Your task: Each line below that includes the word "JSON" is to be reported.

Interface dataset entries:
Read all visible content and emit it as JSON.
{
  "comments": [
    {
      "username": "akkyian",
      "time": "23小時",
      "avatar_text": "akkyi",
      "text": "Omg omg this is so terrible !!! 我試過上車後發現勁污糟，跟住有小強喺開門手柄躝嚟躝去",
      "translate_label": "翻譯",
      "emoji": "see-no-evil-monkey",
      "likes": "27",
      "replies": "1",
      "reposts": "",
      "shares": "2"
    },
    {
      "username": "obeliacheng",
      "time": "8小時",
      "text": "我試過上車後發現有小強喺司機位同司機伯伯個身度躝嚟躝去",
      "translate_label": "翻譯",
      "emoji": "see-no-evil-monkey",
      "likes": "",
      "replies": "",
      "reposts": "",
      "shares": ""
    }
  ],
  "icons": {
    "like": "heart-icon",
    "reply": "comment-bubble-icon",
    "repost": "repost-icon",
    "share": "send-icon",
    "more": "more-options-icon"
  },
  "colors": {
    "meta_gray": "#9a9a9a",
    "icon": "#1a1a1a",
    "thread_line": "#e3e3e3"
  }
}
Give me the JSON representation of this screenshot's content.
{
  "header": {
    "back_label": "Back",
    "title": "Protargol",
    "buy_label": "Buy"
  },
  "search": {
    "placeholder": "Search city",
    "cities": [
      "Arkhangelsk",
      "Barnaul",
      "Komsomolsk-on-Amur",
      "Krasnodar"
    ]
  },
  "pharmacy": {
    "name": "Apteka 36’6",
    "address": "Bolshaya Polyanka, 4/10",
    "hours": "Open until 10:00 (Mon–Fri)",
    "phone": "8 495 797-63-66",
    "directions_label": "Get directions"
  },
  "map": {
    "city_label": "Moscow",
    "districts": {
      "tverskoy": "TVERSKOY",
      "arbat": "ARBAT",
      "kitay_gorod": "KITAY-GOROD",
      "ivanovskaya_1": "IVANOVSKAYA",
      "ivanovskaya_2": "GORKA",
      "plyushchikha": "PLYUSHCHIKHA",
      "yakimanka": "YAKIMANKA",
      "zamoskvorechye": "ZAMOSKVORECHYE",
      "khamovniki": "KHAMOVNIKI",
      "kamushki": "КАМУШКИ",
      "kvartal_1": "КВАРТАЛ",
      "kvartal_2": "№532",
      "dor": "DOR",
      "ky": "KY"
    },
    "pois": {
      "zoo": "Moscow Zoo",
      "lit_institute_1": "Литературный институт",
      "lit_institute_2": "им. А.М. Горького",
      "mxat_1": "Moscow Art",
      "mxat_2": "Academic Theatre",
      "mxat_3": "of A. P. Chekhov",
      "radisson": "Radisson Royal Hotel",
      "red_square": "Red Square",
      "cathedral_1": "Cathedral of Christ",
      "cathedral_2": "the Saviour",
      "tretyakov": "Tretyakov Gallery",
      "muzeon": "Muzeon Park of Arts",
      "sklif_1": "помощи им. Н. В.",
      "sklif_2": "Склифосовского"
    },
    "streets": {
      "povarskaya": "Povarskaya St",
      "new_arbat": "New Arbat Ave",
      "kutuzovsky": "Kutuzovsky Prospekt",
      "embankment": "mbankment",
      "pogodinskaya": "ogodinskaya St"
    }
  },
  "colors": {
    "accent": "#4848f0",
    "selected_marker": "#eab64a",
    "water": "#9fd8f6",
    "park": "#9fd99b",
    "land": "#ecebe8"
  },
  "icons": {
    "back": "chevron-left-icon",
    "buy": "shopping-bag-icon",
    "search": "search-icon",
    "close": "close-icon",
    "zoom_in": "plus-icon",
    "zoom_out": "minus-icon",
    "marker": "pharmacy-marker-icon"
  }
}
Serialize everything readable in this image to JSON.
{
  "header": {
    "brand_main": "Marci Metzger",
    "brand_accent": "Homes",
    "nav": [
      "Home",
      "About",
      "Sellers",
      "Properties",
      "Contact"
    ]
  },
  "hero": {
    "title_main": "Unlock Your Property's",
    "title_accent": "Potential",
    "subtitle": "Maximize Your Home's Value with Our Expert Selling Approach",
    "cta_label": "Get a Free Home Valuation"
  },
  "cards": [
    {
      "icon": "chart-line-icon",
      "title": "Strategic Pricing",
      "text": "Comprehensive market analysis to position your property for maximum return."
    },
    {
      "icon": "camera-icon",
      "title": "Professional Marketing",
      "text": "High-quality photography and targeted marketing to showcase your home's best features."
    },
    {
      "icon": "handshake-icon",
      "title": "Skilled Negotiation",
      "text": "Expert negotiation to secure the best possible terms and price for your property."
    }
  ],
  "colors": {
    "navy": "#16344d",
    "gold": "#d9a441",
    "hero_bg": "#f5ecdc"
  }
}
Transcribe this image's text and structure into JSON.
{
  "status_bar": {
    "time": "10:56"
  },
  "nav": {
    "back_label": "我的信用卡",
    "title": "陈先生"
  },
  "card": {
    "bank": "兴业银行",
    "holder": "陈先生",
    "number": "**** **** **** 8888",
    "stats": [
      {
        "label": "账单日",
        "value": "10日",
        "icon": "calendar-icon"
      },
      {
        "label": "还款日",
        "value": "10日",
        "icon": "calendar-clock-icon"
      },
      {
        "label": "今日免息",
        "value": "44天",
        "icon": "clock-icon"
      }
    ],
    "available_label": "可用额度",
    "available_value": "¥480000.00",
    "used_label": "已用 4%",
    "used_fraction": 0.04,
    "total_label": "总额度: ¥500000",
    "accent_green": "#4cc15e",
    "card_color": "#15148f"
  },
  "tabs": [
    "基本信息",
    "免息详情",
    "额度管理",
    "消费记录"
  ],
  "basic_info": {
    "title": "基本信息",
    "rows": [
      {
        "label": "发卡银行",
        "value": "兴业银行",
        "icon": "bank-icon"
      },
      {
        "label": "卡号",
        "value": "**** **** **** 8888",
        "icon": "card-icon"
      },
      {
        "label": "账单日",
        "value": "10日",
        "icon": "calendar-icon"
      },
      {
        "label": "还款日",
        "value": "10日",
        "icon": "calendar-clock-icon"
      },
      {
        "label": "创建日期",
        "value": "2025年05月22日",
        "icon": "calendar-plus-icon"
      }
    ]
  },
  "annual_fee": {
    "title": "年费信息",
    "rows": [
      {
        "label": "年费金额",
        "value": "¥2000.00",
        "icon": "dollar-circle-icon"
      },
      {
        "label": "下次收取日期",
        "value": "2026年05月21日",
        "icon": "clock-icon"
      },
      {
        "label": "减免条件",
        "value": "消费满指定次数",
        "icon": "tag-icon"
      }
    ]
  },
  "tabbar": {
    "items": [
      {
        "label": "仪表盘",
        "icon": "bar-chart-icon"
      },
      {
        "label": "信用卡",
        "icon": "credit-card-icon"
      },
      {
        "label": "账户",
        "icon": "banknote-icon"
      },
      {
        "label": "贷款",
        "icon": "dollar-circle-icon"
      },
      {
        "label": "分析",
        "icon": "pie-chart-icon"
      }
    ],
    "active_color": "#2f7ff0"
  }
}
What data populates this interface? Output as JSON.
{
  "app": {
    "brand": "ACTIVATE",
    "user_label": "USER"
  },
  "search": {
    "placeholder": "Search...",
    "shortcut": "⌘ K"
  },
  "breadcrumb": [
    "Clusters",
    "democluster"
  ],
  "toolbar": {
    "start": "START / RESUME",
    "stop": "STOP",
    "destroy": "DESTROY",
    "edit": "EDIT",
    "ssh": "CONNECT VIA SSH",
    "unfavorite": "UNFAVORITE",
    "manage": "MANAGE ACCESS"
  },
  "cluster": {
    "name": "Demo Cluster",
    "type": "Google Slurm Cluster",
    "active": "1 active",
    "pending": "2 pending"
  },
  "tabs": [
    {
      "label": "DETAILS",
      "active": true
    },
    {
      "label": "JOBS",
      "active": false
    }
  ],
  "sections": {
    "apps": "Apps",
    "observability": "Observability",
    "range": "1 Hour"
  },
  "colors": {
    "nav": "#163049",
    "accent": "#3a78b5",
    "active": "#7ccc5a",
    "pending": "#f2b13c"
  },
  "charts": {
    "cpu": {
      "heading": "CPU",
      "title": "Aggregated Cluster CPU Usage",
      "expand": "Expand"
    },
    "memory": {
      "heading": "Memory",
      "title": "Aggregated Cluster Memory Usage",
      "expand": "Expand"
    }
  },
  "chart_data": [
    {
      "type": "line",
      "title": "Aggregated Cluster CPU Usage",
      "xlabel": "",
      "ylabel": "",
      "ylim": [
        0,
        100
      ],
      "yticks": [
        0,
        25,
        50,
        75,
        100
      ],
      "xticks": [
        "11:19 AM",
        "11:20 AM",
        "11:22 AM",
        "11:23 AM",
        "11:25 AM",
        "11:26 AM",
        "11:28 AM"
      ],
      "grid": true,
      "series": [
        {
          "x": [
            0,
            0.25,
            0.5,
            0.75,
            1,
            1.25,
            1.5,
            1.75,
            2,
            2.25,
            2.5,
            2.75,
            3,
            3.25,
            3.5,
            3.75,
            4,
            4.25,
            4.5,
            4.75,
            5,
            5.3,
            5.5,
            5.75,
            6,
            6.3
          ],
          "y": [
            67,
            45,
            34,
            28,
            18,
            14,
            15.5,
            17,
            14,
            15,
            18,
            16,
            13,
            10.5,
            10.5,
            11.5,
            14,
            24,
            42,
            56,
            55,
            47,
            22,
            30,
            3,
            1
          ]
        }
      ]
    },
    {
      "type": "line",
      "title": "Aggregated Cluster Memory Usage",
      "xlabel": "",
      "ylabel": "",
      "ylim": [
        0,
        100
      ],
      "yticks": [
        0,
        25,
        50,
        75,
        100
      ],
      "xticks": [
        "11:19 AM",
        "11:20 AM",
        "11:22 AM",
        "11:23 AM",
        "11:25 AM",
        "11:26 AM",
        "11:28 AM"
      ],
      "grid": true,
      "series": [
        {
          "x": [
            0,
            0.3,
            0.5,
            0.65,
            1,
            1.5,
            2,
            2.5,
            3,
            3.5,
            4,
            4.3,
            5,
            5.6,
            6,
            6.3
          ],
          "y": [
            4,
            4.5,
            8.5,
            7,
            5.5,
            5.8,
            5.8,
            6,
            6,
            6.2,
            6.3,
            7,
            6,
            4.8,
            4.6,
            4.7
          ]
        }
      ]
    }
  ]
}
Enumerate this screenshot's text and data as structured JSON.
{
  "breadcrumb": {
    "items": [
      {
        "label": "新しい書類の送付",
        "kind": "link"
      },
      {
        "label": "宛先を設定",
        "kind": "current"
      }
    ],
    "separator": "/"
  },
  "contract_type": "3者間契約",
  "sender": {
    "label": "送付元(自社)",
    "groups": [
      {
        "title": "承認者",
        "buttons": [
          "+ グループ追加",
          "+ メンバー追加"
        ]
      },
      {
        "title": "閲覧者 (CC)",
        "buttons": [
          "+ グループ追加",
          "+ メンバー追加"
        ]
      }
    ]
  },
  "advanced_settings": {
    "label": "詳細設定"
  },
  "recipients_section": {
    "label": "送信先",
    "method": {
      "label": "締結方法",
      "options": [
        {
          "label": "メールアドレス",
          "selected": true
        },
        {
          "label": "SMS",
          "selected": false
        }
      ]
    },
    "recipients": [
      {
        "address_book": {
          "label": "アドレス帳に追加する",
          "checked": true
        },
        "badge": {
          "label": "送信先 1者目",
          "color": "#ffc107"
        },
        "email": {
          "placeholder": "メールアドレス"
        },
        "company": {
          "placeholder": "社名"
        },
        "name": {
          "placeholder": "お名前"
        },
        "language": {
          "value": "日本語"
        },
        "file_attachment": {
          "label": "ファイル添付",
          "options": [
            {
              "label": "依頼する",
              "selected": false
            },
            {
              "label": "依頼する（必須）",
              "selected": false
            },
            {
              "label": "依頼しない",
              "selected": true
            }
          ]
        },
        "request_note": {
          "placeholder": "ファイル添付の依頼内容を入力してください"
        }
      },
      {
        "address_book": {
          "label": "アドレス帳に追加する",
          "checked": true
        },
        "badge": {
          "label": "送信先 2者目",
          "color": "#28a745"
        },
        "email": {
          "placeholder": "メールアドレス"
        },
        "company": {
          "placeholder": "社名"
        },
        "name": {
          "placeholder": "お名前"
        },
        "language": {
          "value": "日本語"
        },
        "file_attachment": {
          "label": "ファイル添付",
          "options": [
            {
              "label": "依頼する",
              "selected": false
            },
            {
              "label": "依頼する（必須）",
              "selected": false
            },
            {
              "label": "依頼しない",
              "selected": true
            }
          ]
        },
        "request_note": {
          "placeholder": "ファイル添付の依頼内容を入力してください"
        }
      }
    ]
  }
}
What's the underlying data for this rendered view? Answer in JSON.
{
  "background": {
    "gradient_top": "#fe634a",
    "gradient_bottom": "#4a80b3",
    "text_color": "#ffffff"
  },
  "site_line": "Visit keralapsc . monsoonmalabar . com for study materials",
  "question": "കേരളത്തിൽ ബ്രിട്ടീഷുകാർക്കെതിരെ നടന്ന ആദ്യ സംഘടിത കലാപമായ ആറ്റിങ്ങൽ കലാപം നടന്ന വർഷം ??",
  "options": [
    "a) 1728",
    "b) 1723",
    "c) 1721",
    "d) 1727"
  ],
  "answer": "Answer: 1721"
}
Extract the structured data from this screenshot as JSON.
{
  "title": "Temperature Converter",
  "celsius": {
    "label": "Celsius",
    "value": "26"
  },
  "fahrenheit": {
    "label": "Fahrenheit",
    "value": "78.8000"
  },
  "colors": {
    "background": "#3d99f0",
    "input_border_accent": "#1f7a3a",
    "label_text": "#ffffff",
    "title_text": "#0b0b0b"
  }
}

Exercise response:
Read all visible content and emit it as JSON.
Give me the JSON representation of this screenshot's content.
Serialize everything readable in this image to JSON.
Transcribe this image's text and structure into JSON.
What data populates this interface? Output as JSON.
Enumerate this screenshot's text and data as structured JSON.
What's the underlying data for this rendered view? Answer in JSON.
Extract the structured data from this screenshot as JSON.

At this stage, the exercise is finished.